California is a special case among the states because of the enormous impact of big money referendum campaigns. Big business interests routinely spend tens of millions of dollars to defeat anti-corporate measures on the ballot in the nation’s largest state. This year more than $600 million was expended on referendum campaigns in California, compared to a total of $2.6 billion spent on all federal election campaigns nationwide.
The oil industry spent $95 million to defeat Proposition 87, which would have imposed an oil extraction tax worth $485 million a year to finance new economic development in the state. The tobacco companies spent $67 million to defeat a plan to raise taxes on cigarettes by $2.60 a pack to finance health care improvements, including paying for health care for smokers.
In two states, Ohio and Arizona, referendums to ban smoking in most public facilities passed, despite opposition backed with heavy financial support by R. J. Reynolds Tobacco. Another significant vote came in Rhode Island, which restored voting rights to former prison inmates who are on probation or parole. Three states, Maine, Nebraska and Oregon, saw the defeat of right-wing backed propositions to restrict state spending.
In all of these referendums, as in the contests for elected office, where Democrats and Republicans captured the vast majority of the votes, the framework of bourgeois politics distorted and confused the political choices facing working people.
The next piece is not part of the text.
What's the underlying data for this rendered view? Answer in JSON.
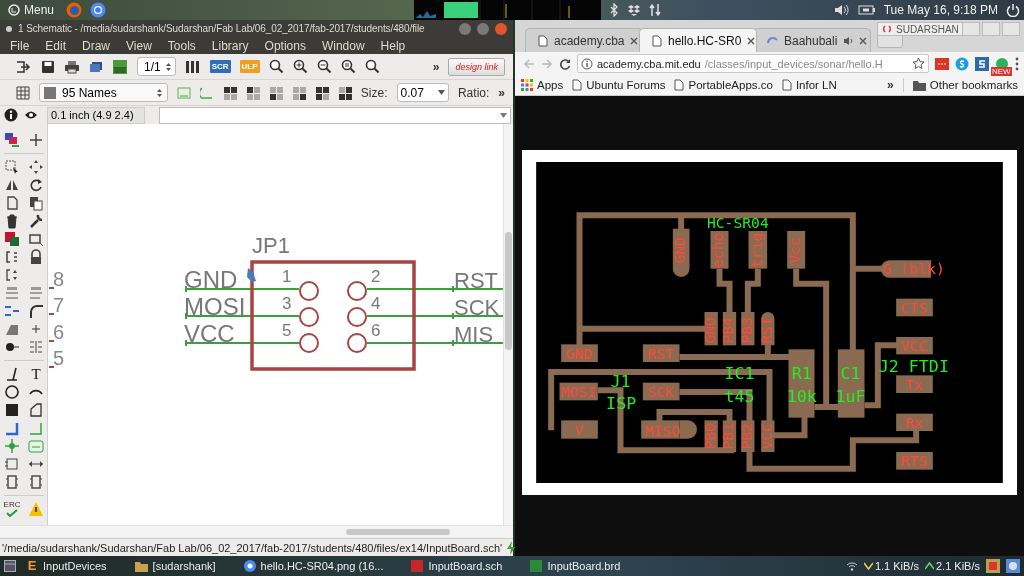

Besides the enormous sums spent by corporate interests, there is the role of the media, which systematically suppresses any class-based, let alone socialist, analysis of political issues.
The resulting political confusion was perhaps expressed most starkly in Arizona, where voters approved four anti-immigrant referendum propositions, including one declaring English the official language of the state (a slap not only at Hispanics, but at the large Navajo and Hopi Indian population). The same voters defeated an anti-gay referendum, approved a rise in the minimum wage increase, and defeated two Republican congressional candidates, one of them incumbent J. D. Hayworth, who focused their campaigns on demands for draconian border security measures and persecution of “illegal aliens.”